Your assignment
Scan the records for the string "tylko" and copy every line that holds it.

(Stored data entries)
────────────────

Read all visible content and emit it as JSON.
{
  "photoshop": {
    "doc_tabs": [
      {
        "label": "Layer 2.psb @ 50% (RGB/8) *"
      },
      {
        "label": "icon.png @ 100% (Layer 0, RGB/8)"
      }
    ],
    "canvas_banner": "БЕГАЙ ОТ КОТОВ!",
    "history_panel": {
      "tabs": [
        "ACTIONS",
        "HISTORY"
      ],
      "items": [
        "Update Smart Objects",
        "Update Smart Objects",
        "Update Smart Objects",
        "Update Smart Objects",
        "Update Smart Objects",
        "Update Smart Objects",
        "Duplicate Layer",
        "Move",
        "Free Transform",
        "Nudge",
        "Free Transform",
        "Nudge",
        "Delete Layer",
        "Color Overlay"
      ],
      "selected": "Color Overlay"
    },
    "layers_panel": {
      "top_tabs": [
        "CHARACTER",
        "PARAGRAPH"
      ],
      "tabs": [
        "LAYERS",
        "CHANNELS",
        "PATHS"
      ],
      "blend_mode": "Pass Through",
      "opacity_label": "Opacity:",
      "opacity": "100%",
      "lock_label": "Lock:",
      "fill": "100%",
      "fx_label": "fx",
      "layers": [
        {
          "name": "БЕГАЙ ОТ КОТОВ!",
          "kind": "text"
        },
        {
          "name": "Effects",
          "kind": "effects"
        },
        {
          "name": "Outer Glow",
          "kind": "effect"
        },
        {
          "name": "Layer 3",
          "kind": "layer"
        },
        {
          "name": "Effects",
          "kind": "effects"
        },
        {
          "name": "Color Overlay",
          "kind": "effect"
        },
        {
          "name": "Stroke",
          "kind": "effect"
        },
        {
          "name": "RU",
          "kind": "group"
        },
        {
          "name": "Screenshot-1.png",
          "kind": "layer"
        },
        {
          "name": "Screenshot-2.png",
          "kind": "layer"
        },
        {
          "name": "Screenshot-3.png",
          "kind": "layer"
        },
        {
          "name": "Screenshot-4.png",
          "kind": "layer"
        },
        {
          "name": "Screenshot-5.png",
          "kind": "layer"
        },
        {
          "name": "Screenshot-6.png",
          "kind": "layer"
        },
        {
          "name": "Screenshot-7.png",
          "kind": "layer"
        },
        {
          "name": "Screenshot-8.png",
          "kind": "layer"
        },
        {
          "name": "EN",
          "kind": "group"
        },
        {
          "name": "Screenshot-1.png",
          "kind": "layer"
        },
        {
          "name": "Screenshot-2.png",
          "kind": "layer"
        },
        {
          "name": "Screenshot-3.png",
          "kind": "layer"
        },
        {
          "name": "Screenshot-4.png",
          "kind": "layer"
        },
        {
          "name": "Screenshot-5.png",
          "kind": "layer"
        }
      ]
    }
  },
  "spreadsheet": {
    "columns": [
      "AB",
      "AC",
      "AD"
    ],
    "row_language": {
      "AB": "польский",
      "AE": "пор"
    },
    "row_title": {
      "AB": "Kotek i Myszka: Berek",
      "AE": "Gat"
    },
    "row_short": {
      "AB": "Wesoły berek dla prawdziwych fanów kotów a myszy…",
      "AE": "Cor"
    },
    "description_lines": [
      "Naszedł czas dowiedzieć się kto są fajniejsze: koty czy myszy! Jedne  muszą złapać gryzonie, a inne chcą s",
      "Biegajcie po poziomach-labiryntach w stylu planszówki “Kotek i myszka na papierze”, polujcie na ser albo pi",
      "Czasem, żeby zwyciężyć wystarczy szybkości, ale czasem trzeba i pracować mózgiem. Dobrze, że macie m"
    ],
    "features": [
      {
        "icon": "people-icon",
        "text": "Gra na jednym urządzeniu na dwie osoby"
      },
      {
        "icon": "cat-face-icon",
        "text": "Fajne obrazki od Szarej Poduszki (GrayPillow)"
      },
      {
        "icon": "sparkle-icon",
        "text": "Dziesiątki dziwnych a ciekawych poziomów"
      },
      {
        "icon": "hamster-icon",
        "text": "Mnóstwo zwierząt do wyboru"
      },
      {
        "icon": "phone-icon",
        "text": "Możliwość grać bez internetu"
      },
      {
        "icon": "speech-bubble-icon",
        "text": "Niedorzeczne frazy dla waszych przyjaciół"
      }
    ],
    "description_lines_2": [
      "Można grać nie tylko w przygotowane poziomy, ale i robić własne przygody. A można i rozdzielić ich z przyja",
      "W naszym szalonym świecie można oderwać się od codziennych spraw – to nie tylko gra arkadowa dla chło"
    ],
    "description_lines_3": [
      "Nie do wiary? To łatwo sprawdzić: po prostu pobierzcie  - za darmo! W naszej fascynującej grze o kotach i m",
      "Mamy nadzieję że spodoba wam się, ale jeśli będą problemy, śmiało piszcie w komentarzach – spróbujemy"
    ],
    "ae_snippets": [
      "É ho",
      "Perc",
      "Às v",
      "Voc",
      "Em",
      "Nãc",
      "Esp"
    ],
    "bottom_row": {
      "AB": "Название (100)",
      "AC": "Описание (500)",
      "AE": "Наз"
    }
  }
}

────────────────

Result of this task
      "Można grać nie tylko w przygotowane poziomy, ale i robić własne przygody. A można i rozdzielić ich z przyja",
      "W naszym szalonym świecie można oderwać się od codziennych spraw – to nie tylko gra arkadowa dla chło"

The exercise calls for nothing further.